Consensus is not a dirty word
Each month, When Growth Stalls examines why businesses and brands struggle and how they can overcome their obstacles and resume growth. Steve McKee is the president of McKee Wallwork + Co., an advertising agency that specializes in working with stalled, stuck and stale brands. The company was recognized by Advertising Age as 2015 Southwest Small Agency of the Year. McKee is also the author of “When Growth Stalls” and “Power Branding.”
Consensus is not a dirty word
There seems to be a consensus about consensus: it’s something less than leadership. And consensus-building, often misconstrued as “management by committee,” seems somehow un-leader-like.
No less than Britain’s “Iron Lady,” Margaret Thatcher, once derided consensus as “the absence of leadership.” And to be fair, she has a point. There are times when the prime minister of a great nation must act unilaterally and decisively. The same is true of any leader, from a captain of industry to a commander-in-chief.
That said, leaders dismiss the value of consensus at their peril. In two nationwide studies my firm conducted that identified differences in internal dynamics between healthy and struggling companies, one consistent line of demarcation was consensus among the management team: Healthy companies had it; unhealthy ones didn’t.
Why? Well, consider the commander in chief. There are times when he or she must act instantaneously and decisively, such as in an act of war. But that’s precisely where consensus becomes critical. If (to continue the war analogy) the various branches of the armed services are not in consensus -- with the president and among themselves -- about mission and strategy, the war is unlikely to go well and carnage may result.
The need for executive decision in times of crisis (or opportunity) is inarguable, but so is the need for alignment of the team surrounding those key decisions.

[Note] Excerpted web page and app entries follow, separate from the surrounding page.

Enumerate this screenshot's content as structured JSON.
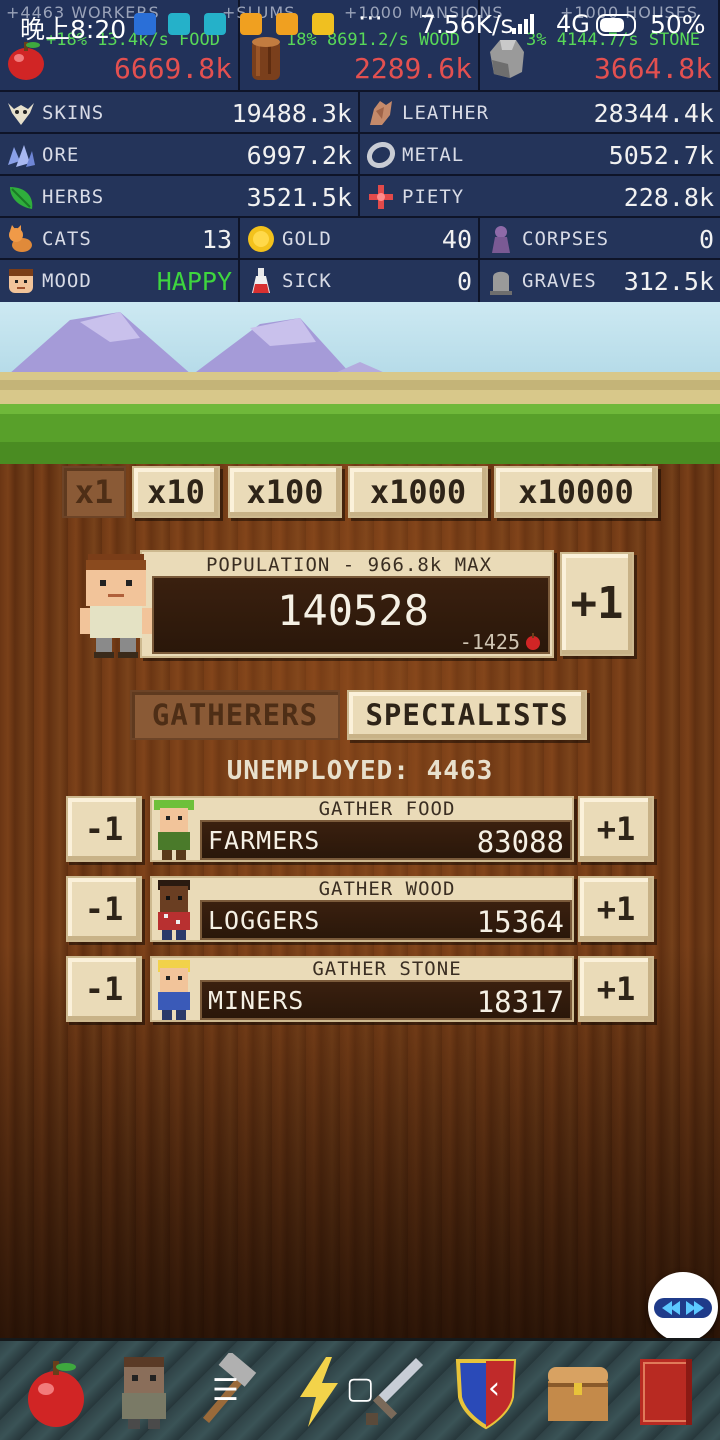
{
  "status_bar": {
    "time": "晚上8:20",
    "net_speed": "7.56K/s",
    "network": "4G",
    "battery": "50%",
    "dots": "···",
    "faint_texts": [
      "+4463 WORKERS",
      "+SLUMS",
      "+1000 MANSIONS",
      "+1000 HOUSES"
    ]
  },
  "resources_top": [
    {
      "rate": "+18% 13.4k/s FOOD",
      "amount": "6669.8k",
      "icon": "apple-icon"
    },
    {
      "rate": "18% 8691.2/s WOOD",
      "amount": "2289.6k",
      "icon": "wood-log-icon"
    },
    {
      "rate": "3% 4144.7/s STONE",
      "amount": "3664.8k",
      "icon": "stone-icon"
    }
  ],
  "resources_mid": [
    {
      "label": "SKINS",
      "value": "19488.3k",
      "icon": "skull-icon"
    },
    {
      "label": "LEATHER",
      "value": "28344.4k",
      "icon": "leather-icon"
    },
    {
      "label": "ORE",
      "value": "6997.2k",
      "icon": "ore-icon"
    },
    {
      "label": "METAL",
      "value": "5052.7k",
      "icon": "metal-icon"
    },
    {
      "label": "HERBS",
      "value": "3521.5k",
      "icon": "herb-icon"
    },
    {
      "label": "PIETY",
      "value": "228.8k",
      "icon": "piety-icon"
    }
  ],
  "resources_small": [
    {
      "label": "CATS",
      "value": "13",
      "icon": "cat-icon"
    },
    {
      "label": "GOLD",
      "value": "40",
      "icon": "gold-coin-icon"
    },
    {
      "label": "CORPSES",
      "value": "0",
      "icon": "corpse-icon"
    },
    {
      "label": "MOOD",
      "value": "HAPPY",
      "icon": "face-icon"
    },
    {
      "label": "SICK",
      "value": "0",
      "icon": "potion-icon"
    },
    {
      "label": "GRAVES",
      "value": "312.5k",
      "icon": "gravestone-icon"
    }
  ],
  "multipliers": [
    "x1",
    "x10",
    "x100",
    "x1000",
    "x10000"
  ],
  "population": {
    "title": "POPULATION -  966.8k MAX",
    "value": "140528",
    "rate": "-1425",
    "add_label": "+1"
  },
  "tabs": {
    "gatherers": "GATHERERS",
    "specialists": "SPECIALISTS"
  },
  "unemployed": "UNEMPLOYED: 4463",
  "jobs": [
    {
      "task": "GATHER FOOD",
      "name": "FARMERS",
      "count": "83088",
      "minus": "-1",
      "plus": "+1"
    },
    {
      "task": "GATHER WOOD",
      "name": "LOGGERS",
      "count": "15364",
      "minus": "-1",
      "plus": "+1"
    },
    {
      "task": "GATHER STONE",
      "name": "MINERS",
      "count": "18317",
      "minus": "-1",
      "plus": "+1"
    }
  ],
  "bottom_nav": [
    "apple-icon",
    "person-icon",
    "hammer-icon",
    "lightning-icon",
    "sword-icon",
    "shield-icon",
    "chest-icon",
    "book-icon"
  ],
  "colors": {
    "food_amount": "#e35050",
    "rate_green": "#58d858",
    "mood_happy": "#3ed63e",
    "panel_blue": "#24345a",
    "parchment": "#eadbb8"
  }
}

It’s tempting for leaders of struggling companies to look at celebrity CEOs like Steve Jobs, Howard Schultz and Jeff Bezos and conclude that visionary corporate chieftains can achieve their ends by force of will and executive fiat. But they fail to recognize one key fact: CEOs become celebrities by leading highly visible, highly successful companies, and consensus issues tend not to arise when companies thrive.
It’s only when a company runs into rough waters -- particularly for an extended length of time -- that murmurs begin to surface. Not even Apple, Starbucks and Amazon are immune to internal division, as time will tell when they run into troubles of their own.
Beyond that, most of us don’t have the inspirational power of celebrity leaders anyway; we must instead build a foundation of consensus day by day and interaction by interaction. That doesn’t relieve us of the responsibility to demonstrate visionary thinking, exude confidence and step out with courage, but it does require us to make sure that where we lead, others follow. There’s no such thing as a parade of one.
Paraphrasing one of the best-practice principles in my latest book, "Power Branding," "pedal too far ahead and your team may give up the chase.” Far from management by committee, building consensus is a way to ensure that the members of your team not only understand the mission but feel ownership in it. We all know owners act differently than mere managers.
Feel free to go on dismissing the value of consensus and fight the battle alone; you may find that you have the sheer strength of will to get it done, at least for a time. But if you want to fully leverage the strengths of your team and ensure that your vision will be accomplished without the need for continuous surveillance, recognize the power of a group working together as one.